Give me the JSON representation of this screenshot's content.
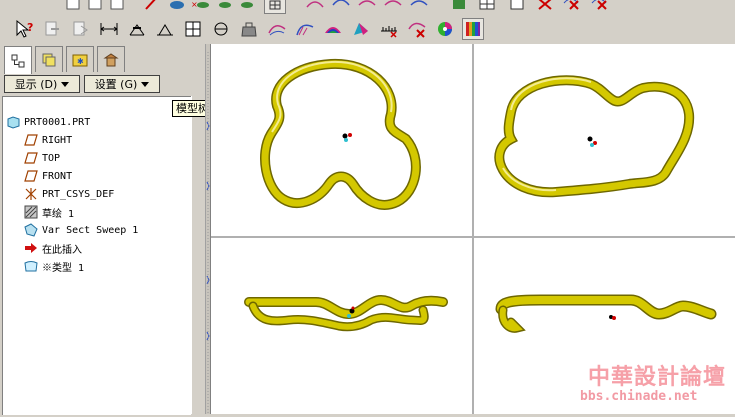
{
  "toolbar": {
    "top_icons": [
      "sketch-view-icon",
      "eye-icon",
      "hide-icon",
      "show-icon",
      "shade-icon",
      "pattern-icon",
      "curve-icon",
      "curve2-icon",
      "table-icon",
      "graph-icon",
      "color-icon",
      "delete-icon",
      "delete2-icon",
      "delete3-icon"
    ],
    "icons": [
      "help-icon",
      "copy-icon",
      "paste-icon",
      "dimension-icon",
      "datum-icon",
      "measure-icon",
      "section-icon",
      "angle-icon",
      "radius-icon",
      "weight-icon",
      "curve-analysis-icon",
      "curvature-icon",
      "surface-analysis-icon",
      "shade-analysis-icon",
      "ruler-icon",
      "delete-analysis-icon",
      "remove-analysis-icon",
      "color-wheel-icon",
      "color-bars-icon"
    ]
  },
  "nav_tabs": [
    "model-tree-tab",
    "layers-tab",
    "favorites-tab",
    "connections-tab"
  ],
  "show_menu": {
    "label": "显示 (D)"
  },
  "settings_menu": {
    "label": "设置 (G)"
  },
  "tooltip": "模型树",
  "tree": {
    "root": "PRT0001.PRT",
    "items": [
      {
        "label": "RIGHT",
        "icon": "datum-plane-icon"
      },
      {
        "label": "TOP",
        "icon": "datum-plane-icon"
      },
      {
        "label": "FRONT",
        "icon": "datum-plane-icon"
      },
      {
        "label": "PRT_CSYS_DEF",
        "icon": "csys-icon"
      },
      {
        "label": "草绘 1",
        "icon": "sketch-icon"
      },
      {
        "label": "Var Sect Sweep 1",
        "icon": "sweep-icon"
      },
      {
        "label": "在此插入",
        "icon": "insert-arrow-icon"
      },
      {
        "label": "※类型 1",
        "icon": "type-icon"
      }
    ]
  },
  "watermark": {
    "title": "中華設計論壇",
    "url": "bbs.chinade.net"
  },
  "colors": {
    "model": "#d4c800",
    "model_dark": "#8a8200",
    "tooltip_bg": "#ffffe1",
    "watermark": "#f6a0a8"
  }
}
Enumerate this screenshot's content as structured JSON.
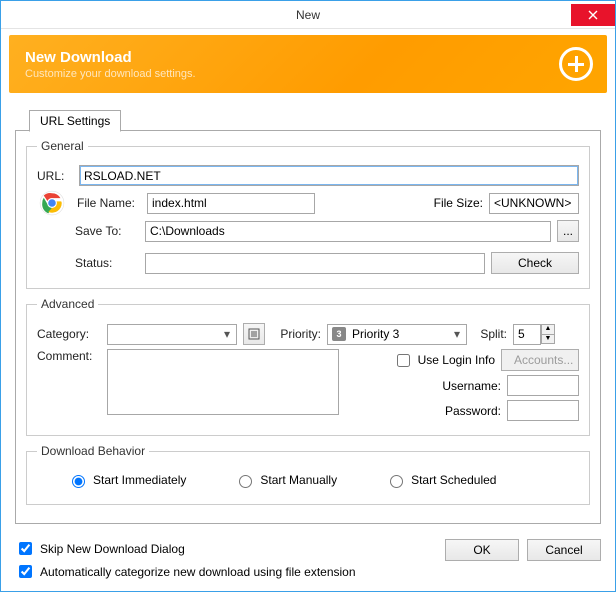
{
  "window": {
    "title": "New"
  },
  "banner": {
    "title": "New Download",
    "subtitle": "Customize your download settings."
  },
  "tab": {
    "url_settings": "URL Settings"
  },
  "general": {
    "legend": "General",
    "url_label": "URL:",
    "url_value": "RSLOAD.NET",
    "filename_label": "File Name:",
    "filename_value": "index.html",
    "filesize_label": "File Size:",
    "filesize_value": "<UNKNOWN>",
    "saveto_label": "Save To:",
    "saveto_value": "C:\\Downloads",
    "status_label": "Status:",
    "status_value": "",
    "check_button": "Check",
    "browse_button": "..."
  },
  "advanced": {
    "legend": "Advanced",
    "category_label": "Category:",
    "category_value": "",
    "priority_label": "Priority:",
    "priority_value": "Priority 3",
    "priority_badge": "3",
    "split_label": "Split:",
    "split_value": "5",
    "comment_label": "Comment:",
    "comment_value": "",
    "use_login": "Use Login Info",
    "accounts_button": "Accounts...",
    "username_label": "Username:",
    "username_value": "",
    "password_label": "Password:",
    "password_value": ""
  },
  "behavior": {
    "legend": "Download Behavior",
    "start_immediately": "Start Immediately",
    "start_manually": "Start Manually",
    "start_scheduled": "Start Scheduled"
  },
  "footer": {
    "skip_dialog": "Skip New Download Dialog",
    "auto_categorize": "Automatically categorize new download using file extension",
    "ok": "OK",
    "cancel": "Cancel"
  }
}
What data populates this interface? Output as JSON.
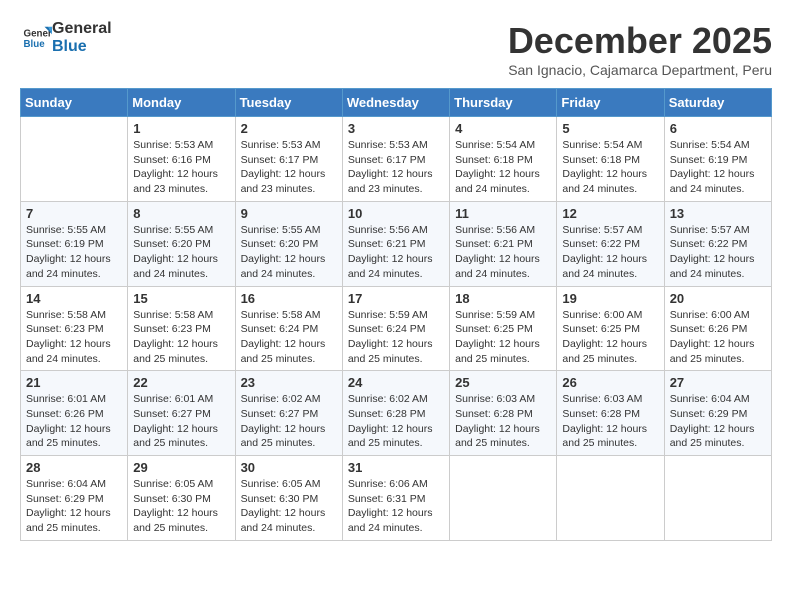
{
  "header": {
    "logo_general": "General",
    "logo_blue": "Blue",
    "month_title": "December 2025",
    "location": "San Ignacio, Cajamarca Department, Peru"
  },
  "weekdays": [
    "Sunday",
    "Monday",
    "Tuesday",
    "Wednesday",
    "Thursday",
    "Friday",
    "Saturday"
  ],
  "weeks": [
    [
      {
        "day": "",
        "sunrise": "",
        "sunset": "",
        "daylight": ""
      },
      {
        "day": "1",
        "sunrise": "Sunrise: 5:53 AM",
        "sunset": "Sunset: 6:16 PM",
        "daylight": "Daylight: 12 hours and 23 minutes."
      },
      {
        "day": "2",
        "sunrise": "Sunrise: 5:53 AM",
        "sunset": "Sunset: 6:17 PM",
        "daylight": "Daylight: 12 hours and 23 minutes."
      },
      {
        "day": "3",
        "sunrise": "Sunrise: 5:53 AM",
        "sunset": "Sunset: 6:17 PM",
        "daylight": "Daylight: 12 hours and 23 minutes."
      },
      {
        "day": "4",
        "sunrise": "Sunrise: 5:54 AM",
        "sunset": "Sunset: 6:18 PM",
        "daylight": "Daylight: 12 hours and 24 minutes."
      },
      {
        "day": "5",
        "sunrise": "Sunrise: 5:54 AM",
        "sunset": "Sunset: 6:18 PM",
        "daylight": "Daylight: 12 hours and 24 minutes."
      },
      {
        "day": "6",
        "sunrise": "Sunrise: 5:54 AM",
        "sunset": "Sunset: 6:19 PM",
        "daylight": "Daylight: 12 hours and 24 minutes."
      }
    ],
    [
      {
        "day": "7",
        "sunrise": "Sunrise: 5:55 AM",
        "sunset": "Sunset: 6:19 PM",
        "daylight": "Daylight: 12 hours and 24 minutes."
      },
      {
        "day": "8",
        "sunrise": "Sunrise: 5:55 AM",
        "sunset": "Sunset: 6:20 PM",
        "daylight": "Daylight: 12 hours and 24 minutes."
      },
      {
        "day": "9",
        "sunrise": "Sunrise: 5:55 AM",
        "sunset": "Sunset: 6:20 PM",
        "daylight": "Daylight: 12 hours and 24 minutes."
      },
      {
        "day": "10",
        "sunrise": "Sunrise: 5:56 AM",
        "sunset": "Sunset: 6:21 PM",
        "daylight": "Daylight: 12 hours and 24 minutes."
      },
      {
        "day": "11",
        "sunrise": "Sunrise: 5:56 AM",
        "sunset": "Sunset: 6:21 PM",
        "daylight": "Daylight: 12 hours and 24 minutes."
      },
      {
        "day": "12",
        "sunrise": "Sunrise: 5:57 AM",
        "sunset": "Sunset: 6:22 PM",
        "daylight": "Daylight: 12 hours and 24 minutes."
      },
      {
        "day": "13",
        "sunrise": "Sunrise: 5:57 AM",
        "sunset": "Sunset: 6:22 PM",
        "daylight": "Daylight: 12 hours and 24 minutes."
      }
    ],
    [
      {
        "day": "14",
        "sunrise": "Sunrise: 5:58 AM",
        "sunset": "Sunset: 6:23 PM",
        "daylight": "Daylight: 12 hours and 24 minutes."
      },
      {
        "day": "15",
        "sunrise": "Sunrise: 5:58 AM",
        "sunset": "Sunset: 6:23 PM",
        "daylight": "Daylight: 12 hours and 25 minutes."
      },
      {
        "day": "16",
        "sunrise": "Sunrise: 5:58 AM",
        "sunset": "Sunset: 6:24 PM",
        "daylight": "Daylight: 12 hours and 25 minutes."
      },
      {
        "day": "17",
        "sunrise": "Sunrise: 5:59 AM",
        "sunset": "Sunset: 6:24 PM",
        "daylight": "Daylight: 12 hours and 25 minutes."
      },
      {
        "day": "18",
        "sunrise": "Sunrise: 5:59 AM",
        "sunset": "Sunset: 6:25 PM",
        "daylight": "Daylight: 12 hours and 25 minutes."
      },
      {
        "day": "19",
        "sunrise": "Sunrise: 6:00 AM",
        "sunset": "Sunset: 6:25 PM",
        "daylight": "Daylight: 12 hours and 25 minutes."
      },
      {
        "day": "20",
        "sunrise": "Sunrise: 6:00 AM",
        "sunset": "Sunset: 6:26 PM",
        "daylight": "Daylight: 12 hours and 25 minutes."
      }
    ],
    [
      {
        "day": "21",
        "sunrise": "Sunrise: 6:01 AM",
        "sunset": "Sunset: 6:26 PM",
        "daylight": "Daylight: 12 hours and 25 minutes."
      },
      {
        "day": "22",
        "sunrise": "Sunrise: 6:01 AM",
        "sunset": "Sunset: 6:27 PM",
        "daylight": "Daylight: 12 hours and 25 minutes."
      },
      {
        "day": "23",
        "sunrise": "Sunrise: 6:02 AM",
        "sunset": "Sunset: 6:27 PM",
        "daylight": "Daylight: 12 hours and 25 minutes."
      },
      {
        "day": "24",
        "sunrise": "Sunrise: 6:02 AM",
        "sunset": "Sunset: 6:28 PM",
        "daylight": "Daylight: 12 hours and 25 minutes."
      },
      {
        "day": "25",
        "sunrise": "Sunrise: 6:03 AM",
        "sunset": "Sunset: 6:28 PM",
        "daylight": "Daylight: 12 hours and 25 minutes."
      },
      {
        "day": "26",
        "sunrise": "Sunrise: 6:03 AM",
        "sunset": "Sunset: 6:28 PM",
        "daylight": "Daylight: 12 hours and 25 minutes."
      },
      {
        "day": "27",
        "sunrise": "Sunrise: 6:04 AM",
        "sunset": "Sunset: 6:29 PM",
        "daylight": "Daylight: 12 hours and 25 minutes."
      }
    ],
    [
      {
        "day": "28",
        "sunrise": "Sunrise: 6:04 AM",
        "sunset": "Sunset: 6:29 PM",
        "daylight": "Daylight: 12 hours and 25 minutes."
      },
      {
        "day": "29",
        "sunrise": "Sunrise: 6:05 AM",
        "sunset": "Sunset: 6:30 PM",
        "daylight": "Daylight: 12 hours and 25 minutes."
      },
      {
        "day": "30",
        "sunrise": "Sunrise: 6:05 AM",
        "sunset": "Sunset: 6:30 PM",
        "daylight": "Daylight: 12 hours and 24 minutes."
      },
      {
        "day": "31",
        "sunrise": "Sunrise: 6:06 AM",
        "sunset": "Sunset: 6:31 PM",
        "daylight": "Daylight: 12 hours and 24 minutes."
      },
      {
        "day": "",
        "sunrise": "",
        "sunset": "",
        "daylight": ""
      },
      {
        "day": "",
        "sunrise": "",
        "sunset": "",
        "daylight": ""
      },
      {
        "day": "",
        "sunrise": "",
        "sunset": "",
        "daylight": ""
      }
    ]
  ]
}
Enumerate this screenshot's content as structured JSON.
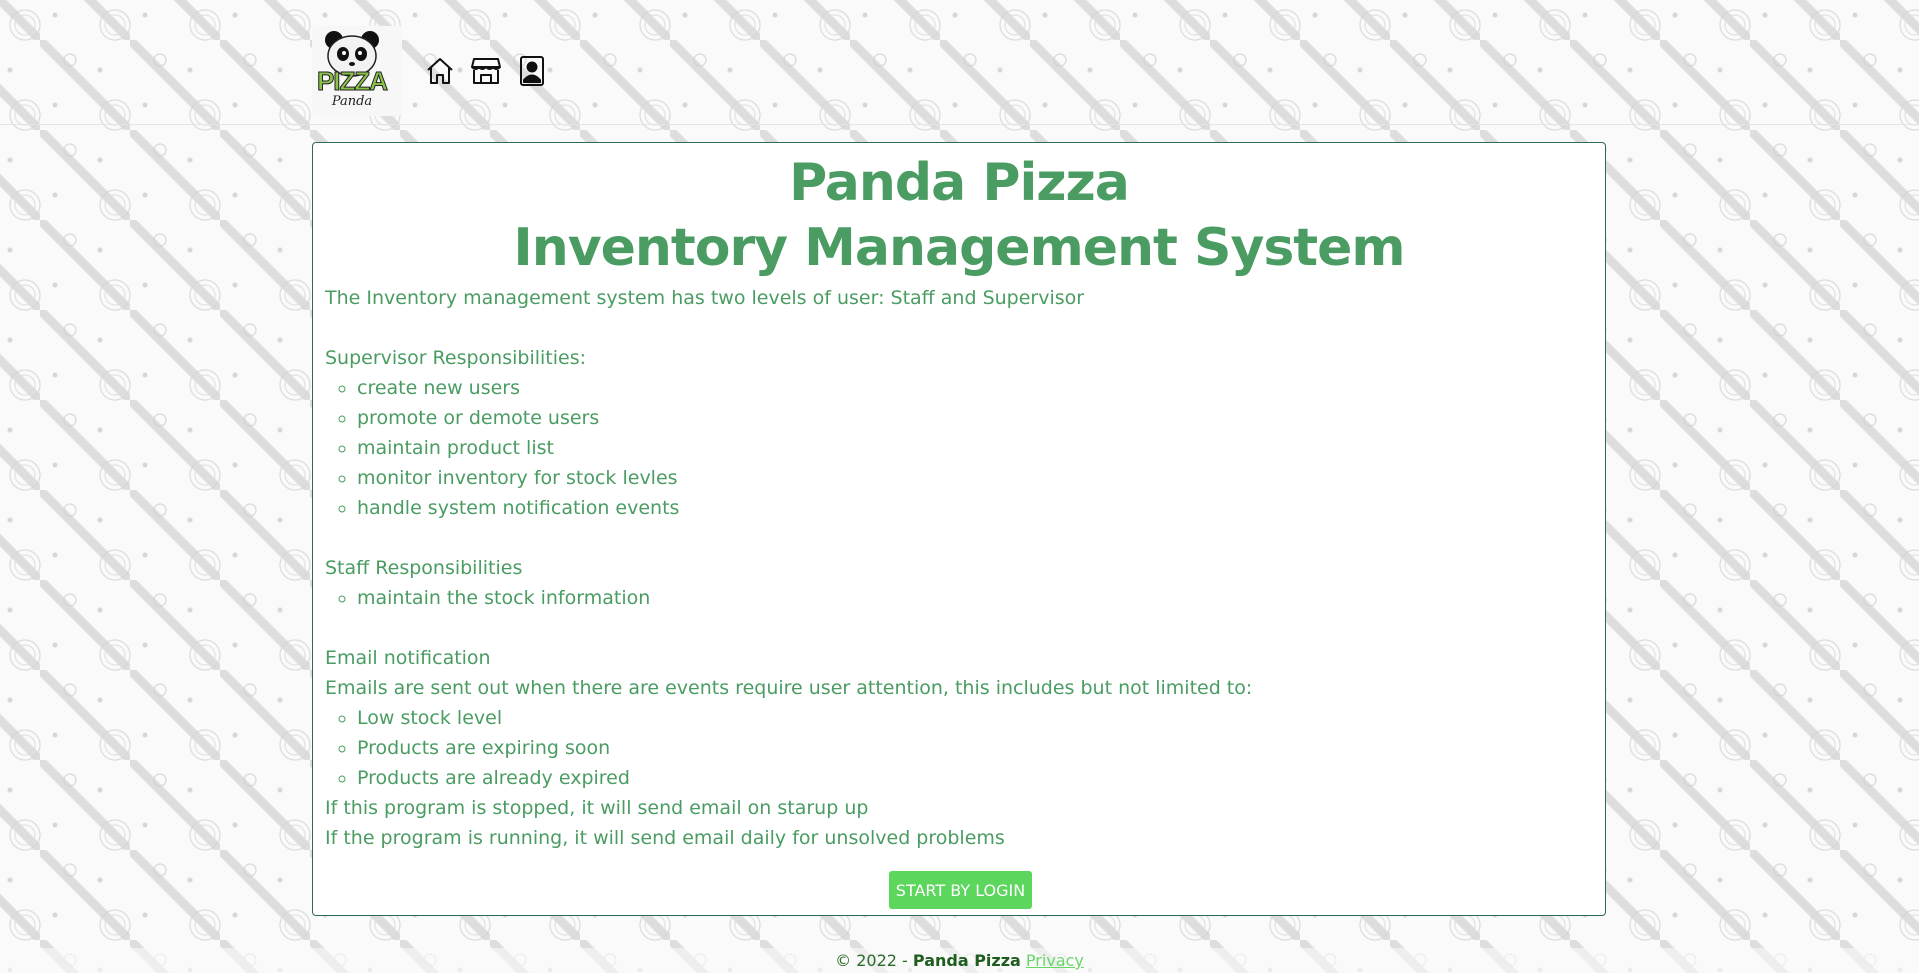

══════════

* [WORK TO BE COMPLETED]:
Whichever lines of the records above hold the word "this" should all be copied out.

* [REPLY]:
Give me the JSON representation of this screenshot's content.
Enumerate this screenshot's content as structured JSON.
What data populates this interface? Output as JSON.
Enumerate this screenshot's content as structured JSON.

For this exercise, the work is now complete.